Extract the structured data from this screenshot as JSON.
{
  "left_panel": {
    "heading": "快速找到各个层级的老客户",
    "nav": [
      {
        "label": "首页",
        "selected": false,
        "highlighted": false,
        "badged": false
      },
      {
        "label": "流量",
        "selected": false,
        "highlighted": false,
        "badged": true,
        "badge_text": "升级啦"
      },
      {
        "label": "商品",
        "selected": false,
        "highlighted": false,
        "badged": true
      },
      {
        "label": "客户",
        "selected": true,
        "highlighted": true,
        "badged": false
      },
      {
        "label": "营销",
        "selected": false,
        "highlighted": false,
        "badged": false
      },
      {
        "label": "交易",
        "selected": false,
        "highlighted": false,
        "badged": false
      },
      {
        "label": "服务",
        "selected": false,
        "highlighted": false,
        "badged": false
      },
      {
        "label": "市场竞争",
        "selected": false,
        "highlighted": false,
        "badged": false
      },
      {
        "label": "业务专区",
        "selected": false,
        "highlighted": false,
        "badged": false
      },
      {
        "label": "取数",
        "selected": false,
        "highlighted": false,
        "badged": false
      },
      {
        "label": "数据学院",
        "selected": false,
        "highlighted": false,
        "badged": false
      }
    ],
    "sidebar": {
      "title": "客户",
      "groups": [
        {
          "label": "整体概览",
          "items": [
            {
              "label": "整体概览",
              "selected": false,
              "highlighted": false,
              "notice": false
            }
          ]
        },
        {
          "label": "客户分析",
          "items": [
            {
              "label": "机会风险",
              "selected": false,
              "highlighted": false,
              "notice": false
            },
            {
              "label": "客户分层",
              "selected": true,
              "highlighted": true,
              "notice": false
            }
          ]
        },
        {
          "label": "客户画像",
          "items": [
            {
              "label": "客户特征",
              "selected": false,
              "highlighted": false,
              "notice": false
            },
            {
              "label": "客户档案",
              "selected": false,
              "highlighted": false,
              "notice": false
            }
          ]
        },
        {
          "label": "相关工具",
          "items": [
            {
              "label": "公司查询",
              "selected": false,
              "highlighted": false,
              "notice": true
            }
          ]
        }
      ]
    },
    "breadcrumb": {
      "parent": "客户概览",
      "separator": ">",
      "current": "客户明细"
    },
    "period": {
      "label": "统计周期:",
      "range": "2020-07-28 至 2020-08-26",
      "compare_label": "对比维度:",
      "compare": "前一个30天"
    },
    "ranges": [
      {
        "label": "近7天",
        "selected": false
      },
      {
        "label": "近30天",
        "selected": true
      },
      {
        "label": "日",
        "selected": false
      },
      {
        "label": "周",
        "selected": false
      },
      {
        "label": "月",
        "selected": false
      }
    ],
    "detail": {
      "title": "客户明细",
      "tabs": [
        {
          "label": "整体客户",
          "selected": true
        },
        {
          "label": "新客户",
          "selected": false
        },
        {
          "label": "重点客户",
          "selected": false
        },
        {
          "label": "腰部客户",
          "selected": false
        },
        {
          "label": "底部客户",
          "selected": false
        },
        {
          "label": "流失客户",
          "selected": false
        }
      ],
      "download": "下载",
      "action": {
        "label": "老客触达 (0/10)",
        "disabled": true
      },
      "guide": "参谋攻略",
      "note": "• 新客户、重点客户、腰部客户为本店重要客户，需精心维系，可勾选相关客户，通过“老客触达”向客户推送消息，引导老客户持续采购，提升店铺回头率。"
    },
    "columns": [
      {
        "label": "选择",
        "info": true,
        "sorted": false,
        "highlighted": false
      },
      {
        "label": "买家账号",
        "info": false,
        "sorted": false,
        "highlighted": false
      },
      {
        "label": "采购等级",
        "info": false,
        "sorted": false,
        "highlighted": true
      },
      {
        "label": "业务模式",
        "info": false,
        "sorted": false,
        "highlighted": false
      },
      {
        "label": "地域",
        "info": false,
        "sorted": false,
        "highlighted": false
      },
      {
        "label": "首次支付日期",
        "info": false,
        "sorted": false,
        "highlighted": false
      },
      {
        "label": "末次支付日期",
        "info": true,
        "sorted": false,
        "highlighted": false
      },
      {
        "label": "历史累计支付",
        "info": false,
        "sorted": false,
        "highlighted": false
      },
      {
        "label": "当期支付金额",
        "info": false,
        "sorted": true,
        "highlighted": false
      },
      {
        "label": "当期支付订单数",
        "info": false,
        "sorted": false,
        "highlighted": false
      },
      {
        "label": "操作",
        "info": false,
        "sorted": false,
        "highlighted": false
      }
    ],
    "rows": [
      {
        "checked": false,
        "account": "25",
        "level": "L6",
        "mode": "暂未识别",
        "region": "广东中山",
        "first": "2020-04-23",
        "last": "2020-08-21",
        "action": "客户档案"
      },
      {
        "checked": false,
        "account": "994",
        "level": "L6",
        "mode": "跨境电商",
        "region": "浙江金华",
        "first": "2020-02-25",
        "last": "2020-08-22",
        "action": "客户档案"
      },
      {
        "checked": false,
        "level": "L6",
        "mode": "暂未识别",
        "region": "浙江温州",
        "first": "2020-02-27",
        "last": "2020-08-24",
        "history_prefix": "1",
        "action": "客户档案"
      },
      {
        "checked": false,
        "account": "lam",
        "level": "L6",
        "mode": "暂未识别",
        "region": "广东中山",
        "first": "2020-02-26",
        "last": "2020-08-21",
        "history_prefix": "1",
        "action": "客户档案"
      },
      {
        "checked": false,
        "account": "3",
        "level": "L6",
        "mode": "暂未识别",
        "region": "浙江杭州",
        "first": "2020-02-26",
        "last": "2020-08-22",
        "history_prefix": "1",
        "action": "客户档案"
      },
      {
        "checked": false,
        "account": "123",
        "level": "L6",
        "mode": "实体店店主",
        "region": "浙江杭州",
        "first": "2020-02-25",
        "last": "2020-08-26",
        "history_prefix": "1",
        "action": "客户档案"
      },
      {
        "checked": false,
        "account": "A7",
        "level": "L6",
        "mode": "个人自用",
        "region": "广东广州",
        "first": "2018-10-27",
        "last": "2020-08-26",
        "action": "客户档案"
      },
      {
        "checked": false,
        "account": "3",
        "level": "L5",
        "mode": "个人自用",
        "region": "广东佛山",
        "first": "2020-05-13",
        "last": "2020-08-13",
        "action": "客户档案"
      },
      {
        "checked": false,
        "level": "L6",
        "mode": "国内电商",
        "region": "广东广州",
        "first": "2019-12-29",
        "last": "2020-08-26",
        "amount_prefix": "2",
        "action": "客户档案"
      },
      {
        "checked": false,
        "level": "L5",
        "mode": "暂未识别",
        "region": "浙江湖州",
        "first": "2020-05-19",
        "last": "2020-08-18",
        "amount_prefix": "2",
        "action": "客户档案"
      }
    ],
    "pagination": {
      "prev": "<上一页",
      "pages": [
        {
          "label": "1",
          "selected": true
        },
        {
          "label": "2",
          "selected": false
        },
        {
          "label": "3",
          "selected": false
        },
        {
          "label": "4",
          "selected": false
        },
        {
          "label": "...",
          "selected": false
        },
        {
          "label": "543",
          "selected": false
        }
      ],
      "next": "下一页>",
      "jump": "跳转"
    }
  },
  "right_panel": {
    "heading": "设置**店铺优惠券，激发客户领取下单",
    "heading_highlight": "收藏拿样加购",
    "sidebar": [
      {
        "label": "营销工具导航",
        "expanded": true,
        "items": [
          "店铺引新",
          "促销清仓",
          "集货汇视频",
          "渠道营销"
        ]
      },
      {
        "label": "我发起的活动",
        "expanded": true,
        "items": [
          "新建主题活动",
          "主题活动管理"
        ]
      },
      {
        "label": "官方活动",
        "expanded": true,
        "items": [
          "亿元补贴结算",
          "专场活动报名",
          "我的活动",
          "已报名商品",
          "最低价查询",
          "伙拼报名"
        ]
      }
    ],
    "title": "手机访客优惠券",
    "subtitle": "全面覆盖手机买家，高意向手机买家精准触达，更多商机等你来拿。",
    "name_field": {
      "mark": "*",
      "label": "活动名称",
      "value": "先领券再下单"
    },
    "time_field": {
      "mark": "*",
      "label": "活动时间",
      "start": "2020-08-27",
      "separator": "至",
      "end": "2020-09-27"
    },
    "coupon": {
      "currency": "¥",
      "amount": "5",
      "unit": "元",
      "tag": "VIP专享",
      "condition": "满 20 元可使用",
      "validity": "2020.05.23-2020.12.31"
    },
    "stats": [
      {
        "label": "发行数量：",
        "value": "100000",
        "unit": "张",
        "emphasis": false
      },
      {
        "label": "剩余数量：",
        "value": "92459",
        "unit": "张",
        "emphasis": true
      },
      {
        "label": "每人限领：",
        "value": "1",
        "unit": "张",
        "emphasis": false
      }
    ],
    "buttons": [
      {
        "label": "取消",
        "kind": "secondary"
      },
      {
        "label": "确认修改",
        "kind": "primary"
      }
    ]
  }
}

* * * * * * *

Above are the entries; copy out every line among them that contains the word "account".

§ **Response**:
        "account": "25",
        "account": "994",
        "account": "lam",
        "account": "3",
        "account": "123",
        "account": "A7",
        "account": "3",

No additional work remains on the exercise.